BMI Report Cards Not the Answer
January 25, 2007
by Rochelle Davis, HSC Executive Director
There has been plenty of media coverage recently about the trend in schools districts reporting student body mass index to parents. Some states require schools to take this action while in other instances school districts are making this decision on the local level.
While it is important for parents to be aware of their child’s health status, I am not sure that this is the most important role for schools to play. Many schools provide students with access to unhealthy foods, use these foods to reward students, sell unhealthy foods to raise funds for schools and have limited opportunity for students to engage in physical activity.

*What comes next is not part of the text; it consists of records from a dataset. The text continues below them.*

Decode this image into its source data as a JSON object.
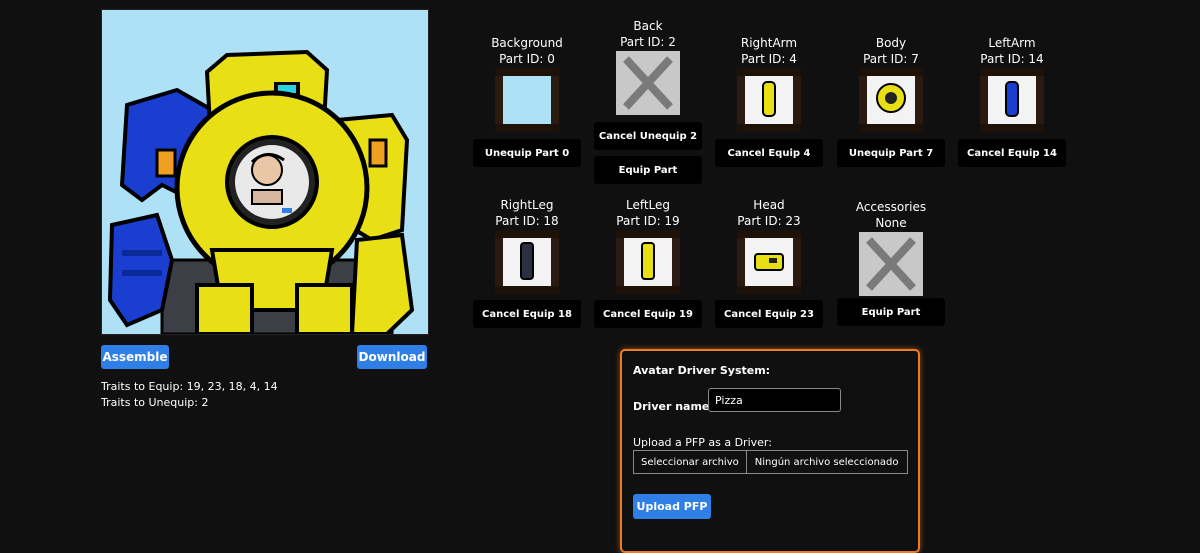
{
  "preview": {
    "alt": "robot avatar preview"
  },
  "actions": {
    "assemble": "Assemble",
    "download": "Download"
  },
  "traits": {
    "equip": "Traits to Equip: 19, 23, 18, 4, 14",
    "unequip": "Traits to Unequip: 2"
  },
  "parts": [
    {
      "name": "Background",
      "id_text": "Part ID: 0",
      "thumb": "background",
      "buttons": [
        "Unequip Part 0"
      ]
    },
    {
      "name": "Back",
      "id_text": "Part ID: 2",
      "thumb": "x",
      "buttons": [
        "Cancel Unequip 2",
        "Equip Part"
      ]
    },
    {
      "name": "RightArm",
      "id_text": "Part ID: 4",
      "thumb": "rightarm",
      "buttons": [
        "Cancel Equip 4"
      ]
    },
    {
      "name": "Body",
      "id_text": "Part ID: 7",
      "thumb": "body",
      "buttons": [
        "Unequip Part 7"
      ]
    },
    {
      "name": "LeftArm",
      "id_text": "Part ID: 14",
      "thumb": "leftarm",
      "buttons": [
        "Cancel Equip 14"
      ]
    },
    {
      "name": "RightLeg",
      "id_text": "Part ID: 18",
      "thumb": "rightleg",
      "buttons": [
        "Cancel Equip 18"
      ]
    },
    {
      "name": "LeftLeg",
      "id_text": "Part ID: 19",
      "thumb": "leftleg",
      "buttons": [
        "Cancel Equip 19"
      ]
    },
    {
      "name": "Head",
      "id_text": "Part ID: 23",
      "thumb": "head",
      "buttons": [
        "Cancel Equip 23"
      ]
    },
    {
      "name": "Accessories",
      "id_text": "None",
      "thumb": "x",
      "buttons": [
        "Equip Part"
      ]
    }
  ],
  "driver": {
    "title": "Avatar Driver System:",
    "name_label": "Driver name:",
    "name_value": "Pizza",
    "upload_label": "Upload a PFP as a Driver:",
    "file_button": "Seleccionar archivo",
    "file_status": "Ningún archivo seleccionado",
    "upload_button": "Upload PFP"
  },
  "colors": {
    "accent": "#2f7fe6",
    "panel_border": "#f07a22",
    "background": "#101010"
  }
}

It was interesting to note that the Pennsylvania school district mentioned in The New York Times story still had not made changes in its own policies and practices, other than some revamping of its cafeteria menu (though ice cream sandwiches and Rice Krispie treats are still available and bought by the handful).
Rather than spending valuable staff time and resources on recording BMI, school districts should follow public health guidelines set forth by the Centers for Disease Control and Prevention and work toward making improvements in schools (visit the School Wellness Policies website, created by National Alliance for Nutrition and Activity, for a look at sound policies that are based on CDC recommendations).
A report card to parents on how schools, the state legislature and the federal government measure up in meeting these guidelines seems to be a better solution.
Plus: According to a study published last year in Health Education Research, “although there are potential benefits to conducting screenings in schools, there is also the potential to do harm to the children who are identified as overweight.”